Three bands of identical vintage and geographical origin (late 1960s, California) hit the stage of Darien Lake Performing Arts Center on Tuesday night.

Each of these incredibly deft ensembles earned their rock star stripes performing on the stage of the famed Fillmore in San Francisco – and then musical points beyond.

Journey and the Steve Miller Band (billed as co-headliners, according to their merch) – and opening soul-funk ensemble Tower of Power are each firmly planted in the pantheon of American rock and roll.

The sing-along factor was huge, rising in intensity with each band. The crowd, although not a sell-out, was loud – and ecstatic.

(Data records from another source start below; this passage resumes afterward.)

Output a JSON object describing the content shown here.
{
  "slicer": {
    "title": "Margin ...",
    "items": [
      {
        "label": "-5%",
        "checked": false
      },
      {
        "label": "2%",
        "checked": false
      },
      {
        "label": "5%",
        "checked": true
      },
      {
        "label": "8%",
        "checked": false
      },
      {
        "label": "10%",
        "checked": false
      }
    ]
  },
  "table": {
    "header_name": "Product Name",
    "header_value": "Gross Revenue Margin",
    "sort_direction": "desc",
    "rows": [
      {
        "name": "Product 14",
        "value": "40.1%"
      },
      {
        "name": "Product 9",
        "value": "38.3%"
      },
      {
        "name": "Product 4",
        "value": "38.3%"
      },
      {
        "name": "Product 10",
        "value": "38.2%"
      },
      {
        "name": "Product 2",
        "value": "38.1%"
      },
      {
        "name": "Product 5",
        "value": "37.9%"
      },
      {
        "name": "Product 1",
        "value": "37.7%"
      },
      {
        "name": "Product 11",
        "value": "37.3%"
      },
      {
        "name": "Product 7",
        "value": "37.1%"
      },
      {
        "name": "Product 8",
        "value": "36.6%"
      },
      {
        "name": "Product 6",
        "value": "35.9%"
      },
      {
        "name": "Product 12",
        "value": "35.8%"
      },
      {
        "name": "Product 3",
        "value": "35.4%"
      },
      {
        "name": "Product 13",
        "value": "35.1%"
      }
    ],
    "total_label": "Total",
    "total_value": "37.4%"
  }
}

Steve Miller, looking oh-so-very-Cali in white jacket (sleeves rolled up) over black shirt and pants and slouchy hat and shades, hit the stage and launched into “Jungle Love” with the band. The song, a party staple, sounded lovely and new.

It was on to “Take the Money and Run,” “Abracadabra,” and then much subtler “Sugar Babe.” During the latter, several audience members in the amphitheater took their eyes off of Miller to watch intense rain pouring onto those on the nearby lawn – for only that one song. After that gentle tune, the skies turned less stormy.

Miller sought to edify the crowd between songs, noting names of releases and dates while the crowd waited for discernible hits somewhat patiently. It was on to “Space Cowboy,” and “Fly Like an Eagle” before another gentle lullaby, “Serenade.”

An interesting deep-cut selection was “Shu Ba Da Du Ma Ma Ma Ma”: the band was seemingly very into re-exploration of their 1973 mega-hit “The Joker.”

The set’s high point was a three-song delight with Miller playing before a scrim in solo acoustic fashion. Arguably one of the band’s best-ever tunes, “Wild Mountain Honey,” melted into “Gangster of Love,” and then a marching “True Fine Love.”

“The Joker” was met with shrieks of excitement and familiarity, one of the set’s wrap-up tunes. The band swung through more of mega-hits: “Swingtown,” “Jet Airliner,” and “Keep on Rockin’ Me Baby” before the rollicking encore “Fly Like an Eagle.”

Journey took the stage to impressive, collective screams from the audience.

Acrobatic of voice and body, Arnel Piñeda (no longer a newcomer to the band and its fans) bound about the stage, a commanding presence. Their opener, “Be Good to Yourself,” was another unusual selection during the night.

Neal Schon was on fire all set long, especially during “The Star-Spangled Banner.”

Beloved hit “Faithfully” happened, and amid the deafening sing-along, then it was on to mighty perennial hit “Don’t Stop Believin’.”

Tower of Power, a ten-piece collective of soulful horns and back line, went from funk to political when they strode into self-explanatorily-titled “Only So Much Oil in the Ground.” Synchronized horn section swaying, gospel leanings, and inter-song entreaties to party heartier made for a fun and funky set. One of T.O.P.’s biggest hits, “What Is Hip” became a call-and-response number with Braggs working the front section of the amphitheater.